• **WHAT NEEDS TO BE DONE**
A faithful copy is required. Print each line of the data exactly and omit the pictures.

======== EXERCISE MATERIALS ========

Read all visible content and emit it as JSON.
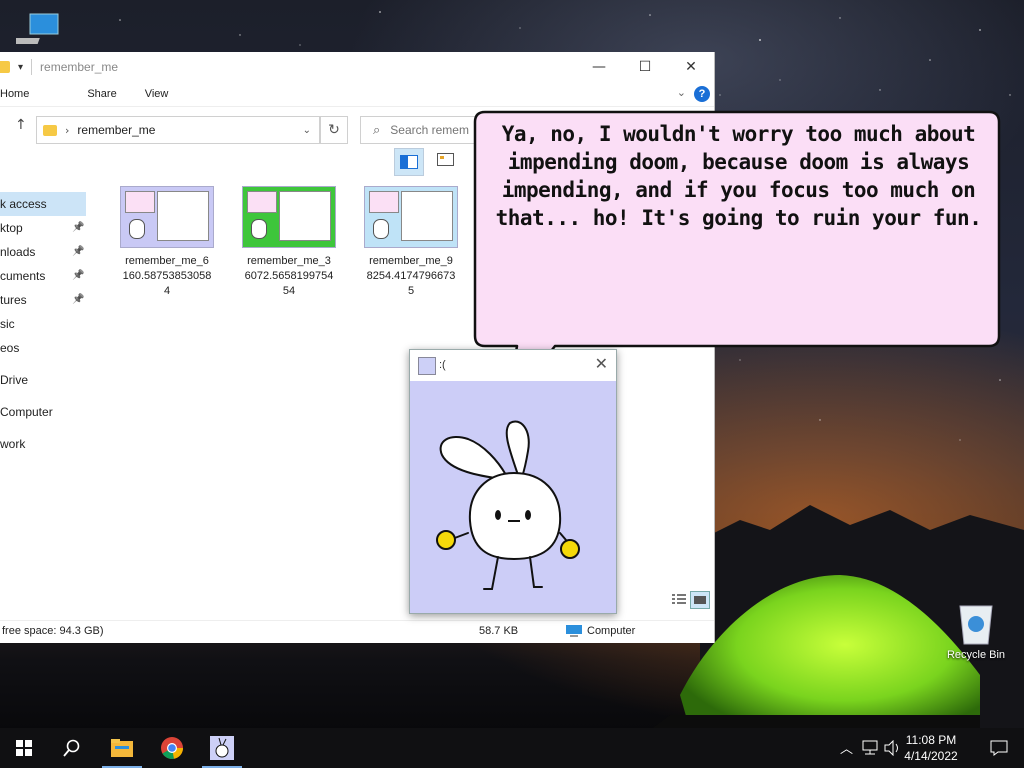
{
  "desktop": {
    "recycle_bin_label": "Recycle Bin"
  },
  "explorer": {
    "title": "remember_me",
    "ribbon_tabs": [
      "Home",
      "Share",
      "View"
    ],
    "address_path": "remember_me",
    "search_placeholder": "Search remem",
    "nav_items": [
      {
        "label": "k access",
        "pinned": false,
        "selected": true
      },
      {
        "label": "ktop",
        "pinned": true
      },
      {
        "label": "nloads",
        "pinned": true
      },
      {
        "label": "cuments",
        "pinned": true
      },
      {
        "label": "tures",
        "pinned": true
      },
      {
        "label": "sic",
        "pinned": false
      },
      {
        "label": "eos",
        "pinned": false
      },
      {
        "label": "Drive",
        "pinned": false
      },
      {
        "label": "Computer",
        "pinned": false
      },
      {
        "label": "work",
        "pinned": false
      }
    ],
    "files": [
      {
        "name_lines": [
          "remember_me_6",
          "160.58753853058",
          "4"
        ],
        "thumb_color": "#c9c9f5"
      },
      {
        "name_lines": [
          "remember_me_3",
          "6072.5658199754",
          "54"
        ],
        "thumb_color": "#3ec63b"
      },
      {
        "name_lines": [
          "remember_me_9",
          "8254.4174796673",
          "5"
        ],
        "thumb_color": "#bfe3f7"
      }
    ],
    "status": {
      "free_space": "free space: 94.3 GB)",
      "size": "58.7 KB",
      "location": "Computer"
    }
  },
  "speech_bubble": {
    "lines": [
      "Ya, no, I wouldn't worry too much about",
      "impending doom, because doom is always",
      "impending, and if you focus too much on",
      "that... ho! It's going to ruin your fun."
    ]
  },
  "popup": {
    "title": ":(",
    "bg_color": "#cccdf7"
  },
  "taskbar": {
    "time": "11:08 PM",
    "date": "4/14/2022"
  }
}
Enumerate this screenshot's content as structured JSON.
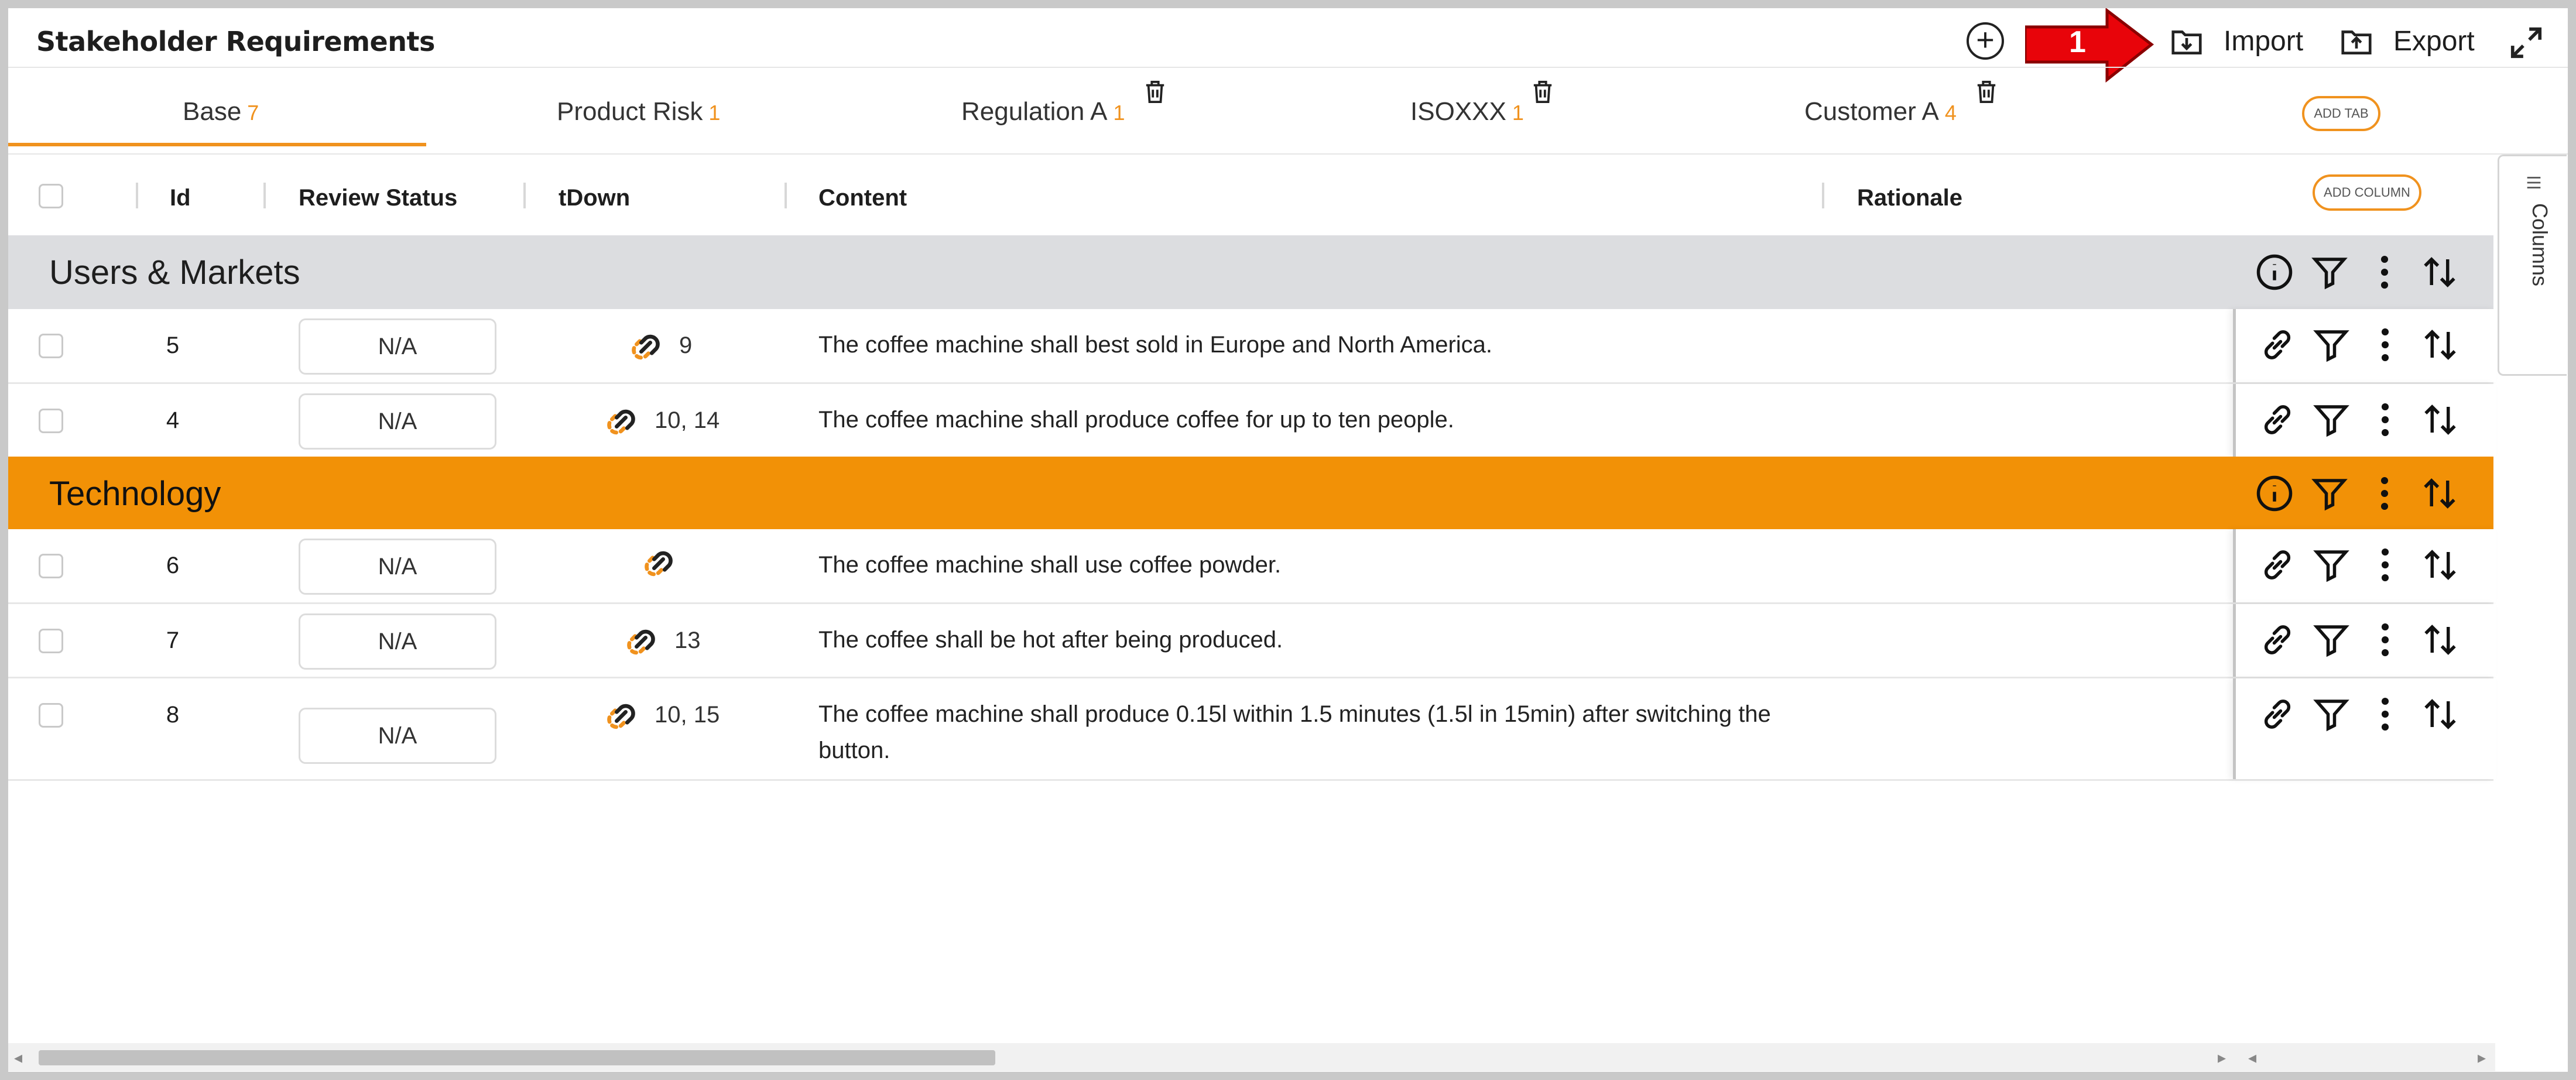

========

• **OUTPUT OF THE EXERCISE**
Read all visible content and emit it as JSON.
{
  "desktop": {
    "recycle_bin_label": "Recycle Bin"
  },
  "explorer": {
    "title": "remember_me",
    "ribbon_tabs": [
      "Home",
      "Share",
      "View"
    ],
    "address_path": "remember_me",
    "search_placeholder": "Search remem",
    "nav_items": [
      {
        "label": "k access",
        "pinned": false,
        "selected": true
      },
      {
        "label": "ktop",
        "pinned": true
      },
      {
        "label": "nloads",
        "pinned": true
      },
      {
        "label": "cuments",
        "pinned": true
      },
      {
        "label": "tures",
        "pinned": true
      },
      {
        "label": "sic",
        "pinned": false
      },
      {
        "label": "eos",
        "pinned": false
      },
      {
        "label": "Drive",
        "pinned": false
      },
      {
        "label": "Computer",
        "pinned": false
      },
      {
        "label": "work",
        "pinned": false
      }
    ],
    "files": [
      {
        "name_lines": [
          "remember_me_6",
          "160.58753853058",
          "4"
        ],
        "thumb_color": "#c9c9f5"
      },
      {
        "name_lines": [
          "remember_me_3",
          "6072.5658199754",
          "54"
        ],
        "thumb_color": "#3ec63b"
      },
      {
        "name_lines": [
          "remember_me_9",
          "8254.4174796673",
          "5"
        ],
        "thumb_color": "#bfe3f7"
      }
    ],
    "status": {
      "free_space": "free space: 94.3 GB)",
      "size": "58.7 KB",
      "location": "Computer"
    }
  },
  "speech_bubble": {
    "lines": [
      "Ya, no, I wouldn't worry too much about",
      "impending doom, because doom is always",
      "impending, and if you focus too much on",
      "that... ho! It's going to ruin your fun."
    ]
  },
  "popup": {
    "title": ":(",
    "bg_color": "#cccdf7"
  },
  "taskbar": {
    "time": "11:08 PM",
    "date": "4/14/2022"
  }
}
Enumerate this screenshot's content as structured JSON.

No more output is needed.